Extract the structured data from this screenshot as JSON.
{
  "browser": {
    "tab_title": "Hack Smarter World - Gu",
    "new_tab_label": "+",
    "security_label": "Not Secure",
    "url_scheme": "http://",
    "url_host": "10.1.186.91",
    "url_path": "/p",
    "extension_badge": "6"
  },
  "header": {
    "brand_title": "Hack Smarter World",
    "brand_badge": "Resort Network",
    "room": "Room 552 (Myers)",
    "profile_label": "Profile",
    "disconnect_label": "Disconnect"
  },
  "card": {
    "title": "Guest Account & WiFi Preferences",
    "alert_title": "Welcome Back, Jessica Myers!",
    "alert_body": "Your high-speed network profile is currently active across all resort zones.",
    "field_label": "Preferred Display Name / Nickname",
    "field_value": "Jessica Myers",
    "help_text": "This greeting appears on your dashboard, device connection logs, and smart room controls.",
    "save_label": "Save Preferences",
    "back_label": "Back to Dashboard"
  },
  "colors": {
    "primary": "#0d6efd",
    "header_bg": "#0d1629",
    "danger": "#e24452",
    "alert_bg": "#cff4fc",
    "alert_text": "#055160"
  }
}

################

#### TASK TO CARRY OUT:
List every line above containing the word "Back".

#### RESULT OF THIS TASK:
    "alert_title": "Welcome Back, Jessica Myers!",
    "back_label": "Back to Dashboard"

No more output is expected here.